|The Museum of Applied Art - Belgrade / IMPOSSIBLE - THE ART OF SURREALISM 1926 -1936|
IMPOSSIBLE - THE ART OF SURREALISM 1926-1936 , by
Milanka Todic, Ph.D., a representative study exhibition of The Museum
of Applied Art, was opened on the Museum Day, on 6 November 2002, until
18 February 2003.
The accompanying programme
of the exhibition Impossible - the Art of Surrealism
consisted of lectures (organized in the City Library), a cycle of surrealist
films (in Museum of Yugoslav Film Archives), and the programme presented
in the The Museum of Applied Art.
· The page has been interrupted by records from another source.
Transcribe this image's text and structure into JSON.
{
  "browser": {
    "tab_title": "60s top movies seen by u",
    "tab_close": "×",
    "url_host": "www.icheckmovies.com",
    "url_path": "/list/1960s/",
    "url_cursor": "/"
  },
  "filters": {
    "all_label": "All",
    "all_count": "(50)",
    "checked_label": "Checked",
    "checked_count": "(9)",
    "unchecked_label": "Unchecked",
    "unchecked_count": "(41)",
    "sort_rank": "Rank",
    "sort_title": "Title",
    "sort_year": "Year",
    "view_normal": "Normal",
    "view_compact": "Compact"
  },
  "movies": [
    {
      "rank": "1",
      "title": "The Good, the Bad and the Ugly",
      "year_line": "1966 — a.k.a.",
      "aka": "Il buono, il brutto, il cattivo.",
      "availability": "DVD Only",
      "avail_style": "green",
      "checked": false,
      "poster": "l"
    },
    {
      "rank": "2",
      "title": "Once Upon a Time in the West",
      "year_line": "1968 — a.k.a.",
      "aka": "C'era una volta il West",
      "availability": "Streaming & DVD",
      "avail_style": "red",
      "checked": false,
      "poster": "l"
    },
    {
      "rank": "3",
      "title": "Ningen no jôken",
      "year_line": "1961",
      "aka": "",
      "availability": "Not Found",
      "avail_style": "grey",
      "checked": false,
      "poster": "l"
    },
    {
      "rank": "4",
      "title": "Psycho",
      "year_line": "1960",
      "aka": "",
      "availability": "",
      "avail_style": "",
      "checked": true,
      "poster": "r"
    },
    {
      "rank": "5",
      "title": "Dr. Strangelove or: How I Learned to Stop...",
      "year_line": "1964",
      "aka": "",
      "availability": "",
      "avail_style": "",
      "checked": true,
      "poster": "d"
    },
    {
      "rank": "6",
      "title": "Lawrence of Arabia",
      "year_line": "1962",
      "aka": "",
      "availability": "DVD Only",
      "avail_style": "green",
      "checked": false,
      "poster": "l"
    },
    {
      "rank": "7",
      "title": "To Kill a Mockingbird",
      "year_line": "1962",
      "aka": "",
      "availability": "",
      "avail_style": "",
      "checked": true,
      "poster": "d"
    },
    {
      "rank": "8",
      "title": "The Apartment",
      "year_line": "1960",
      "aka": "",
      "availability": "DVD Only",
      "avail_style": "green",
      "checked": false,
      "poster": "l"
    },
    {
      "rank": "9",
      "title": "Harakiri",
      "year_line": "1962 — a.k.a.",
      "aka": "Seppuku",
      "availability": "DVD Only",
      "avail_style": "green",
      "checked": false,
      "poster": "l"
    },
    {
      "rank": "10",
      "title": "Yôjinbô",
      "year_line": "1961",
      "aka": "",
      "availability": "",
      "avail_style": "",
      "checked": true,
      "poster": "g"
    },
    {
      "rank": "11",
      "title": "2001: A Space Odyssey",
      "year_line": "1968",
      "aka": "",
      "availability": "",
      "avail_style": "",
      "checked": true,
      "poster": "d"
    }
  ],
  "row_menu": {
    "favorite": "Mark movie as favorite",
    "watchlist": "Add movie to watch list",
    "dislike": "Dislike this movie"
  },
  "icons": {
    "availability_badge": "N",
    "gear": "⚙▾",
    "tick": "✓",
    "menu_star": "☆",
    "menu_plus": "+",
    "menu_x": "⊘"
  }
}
The Museum, as the organizer of the exhibition, wished to stir up interest of Belgrade audience, especially of the youth, in our avant-garde heritage and artistic practice of the Belgrade group of surrealists, but also to point to this artistic movement which was never sufficiently promoted in our country. The exhibition was positively estimated by literary critics and was exceptionally well covered by the media. The very opening of the exhibition, which was to take place at 13 minutes to midnight, presented a singular surrealist event. A girl sprawling on a sofa, with tattoos on her body, brought a surrealist photograph from 1925 into life. The spokeswoman of the exhibition, dressed in an original costume created by Zvonko Marovic, completed this visual experience. A large number of beautiful young people paid tribute to Belgrade surrealists.
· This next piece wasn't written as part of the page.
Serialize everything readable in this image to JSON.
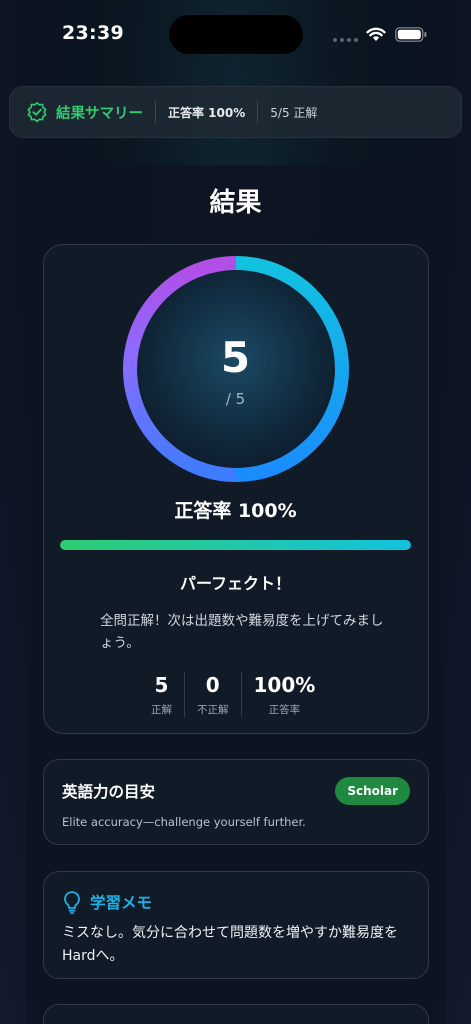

NIN from 14 November 2002 published a statement of Gojko Tesic, one of the most prominent connoisseurs of Serbian avant-garde art between the two world wars: “The exhibition is an artistic miracle of miracles at the beginning of the new millenium in Belgrade... Surrealist art presented in an entirely different light and in a wonderful, magical manner it is a supreme, very European event of the last decade. Both Milanka Todic and The Museum of Applied Art deserve commendation, and more!”
The exhibition Impossible - the Art of Surrealism got a prestigious award of Serbian Association of Art Historians and was proclaimed the best exhibition in 2002. The exhibition was also awarded the "Isidorine staze" award by publishing company Plavi Jahac, Belgrade, for its contribution to Serbian culture.